Task to complete:
What is needed here is a faithful repeat of every entry, with no character changed.

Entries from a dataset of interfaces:

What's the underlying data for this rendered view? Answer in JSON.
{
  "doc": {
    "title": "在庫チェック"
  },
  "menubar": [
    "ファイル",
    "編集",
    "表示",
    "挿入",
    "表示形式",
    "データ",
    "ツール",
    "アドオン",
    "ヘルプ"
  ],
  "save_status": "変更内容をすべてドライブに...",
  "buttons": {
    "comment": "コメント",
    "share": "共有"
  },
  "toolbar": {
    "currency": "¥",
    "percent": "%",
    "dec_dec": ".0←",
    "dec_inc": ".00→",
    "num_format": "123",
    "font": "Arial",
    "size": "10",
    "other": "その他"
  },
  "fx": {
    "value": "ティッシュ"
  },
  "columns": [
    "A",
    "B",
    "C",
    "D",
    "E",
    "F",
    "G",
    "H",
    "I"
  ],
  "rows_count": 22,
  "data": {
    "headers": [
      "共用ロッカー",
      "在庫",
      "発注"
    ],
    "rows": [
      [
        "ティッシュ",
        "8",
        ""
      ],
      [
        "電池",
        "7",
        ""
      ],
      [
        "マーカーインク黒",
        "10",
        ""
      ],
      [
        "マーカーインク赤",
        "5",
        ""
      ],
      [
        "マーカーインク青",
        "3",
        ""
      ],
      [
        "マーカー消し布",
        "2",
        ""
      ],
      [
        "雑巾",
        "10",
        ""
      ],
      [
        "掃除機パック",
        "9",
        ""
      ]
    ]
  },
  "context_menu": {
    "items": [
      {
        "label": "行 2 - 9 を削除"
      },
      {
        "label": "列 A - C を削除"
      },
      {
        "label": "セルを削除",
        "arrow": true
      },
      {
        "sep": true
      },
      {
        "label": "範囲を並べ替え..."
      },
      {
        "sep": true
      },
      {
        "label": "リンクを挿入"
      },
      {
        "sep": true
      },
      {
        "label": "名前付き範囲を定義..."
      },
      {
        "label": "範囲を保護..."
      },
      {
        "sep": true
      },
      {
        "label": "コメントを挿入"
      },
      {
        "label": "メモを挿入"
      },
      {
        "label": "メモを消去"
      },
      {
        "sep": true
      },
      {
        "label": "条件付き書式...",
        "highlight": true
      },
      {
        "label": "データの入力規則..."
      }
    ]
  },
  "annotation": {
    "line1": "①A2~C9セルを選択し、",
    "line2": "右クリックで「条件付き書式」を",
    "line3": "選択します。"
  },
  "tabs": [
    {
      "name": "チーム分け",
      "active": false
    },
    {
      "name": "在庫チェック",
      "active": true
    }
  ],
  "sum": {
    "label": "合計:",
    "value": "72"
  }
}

Answer to this exercise:
What's the underlying data for this rendered view? Answer in JSON.
{
  "doc": {
    "title": "在庫チェック"
  },
  "menubar": [
    "ファイル",
    "編集",
    "表示",
    "挿入",
    "表示形式",
    "データ",
    "ツール",
    "アドオン",
    "ヘルプ"
  ],
  "save_status": "変更内容をすべてドライブに...",
  "buttons": {
    "comment": "コメント",
    "share": "共有"
  },
  "toolbar": {
    "currency": "¥",
    "percent": "%",
    "dec_dec": ".0←",
    "dec_inc": ".00→",
    "num_format": "123",
    "font": "Arial",
    "size": "10",
    "other": "その他"
  },
  "fx": {
    "value": "ティッシュ"
  },
  "columns": [
    "A",
    "B",
    "C",
    "D",
    "E",
    "F",
    "G",
    "H",
    "I"
  ],
  "rows_count": 22,
  "data": {
    "headers": [
      "共用ロッカー",
      "在庫",
      "発注"
    ],
    "rows": [
      [
        "ティッシュ",
        "8",
        ""
      ],
      [
        "電池",
        "7",
        ""
      ],
      [
        "マーカーインク黒",
        "10",
        ""
      ],
      [
        "マーカーインク赤",
        "5",
        ""
      ],
      [
        "マーカーインク青",
        "3",
        ""
      ],
      [
        "マーカー消し布",
        "2",
        ""
      ],
      [
        "雑巾",
        "10",
        ""
      ],
      [
        "掃除機パック",
        "9",
        ""
      ]
    ]
  },
  "context_menu": {
    "items": [
      {
        "label": "行 2 - 9 を削除"
      },
      {
        "label": "列 A - C を削除"
      },
      {
        "label": "セルを削除",
        "arrow": true
      },
      {
        "sep": true
      },
      {
        "label": "範囲を並べ替え..."
      },
      {
        "sep": true
      },
      {
        "label": "リンクを挿入"
      },
      {
        "sep": true
      },
      {
        "label": "名前付き範囲を定義..."
      },
      {
        "label": "範囲を保護..."
      },
      {
        "sep": true
      },
      {
        "label": "コメントを挿入"
      },
      {
        "label": "メモを挿入"
      },
      {
        "label": "メモを消去"
      },
      {
        "sep": true
      },
      {
        "label": "条件付き書式...",
        "highlight": true
      },
      {
        "label": "データの入力規則..."
      }
    ]
  },
  "annotation": {
    "line1": "①A2~C9セルを選択し、",
    "line2": "右クリックで「条件付き書式」を",
    "line3": "選択します。"
  },
  "tabs": [
    {
      "name": "チーム分け",
      "active": false
    },
    {
      "name": "在庫チェック",
      "active": true
    }
  ],
  "sum": {
    "label": "合計:",
    "value": "72"
  }
}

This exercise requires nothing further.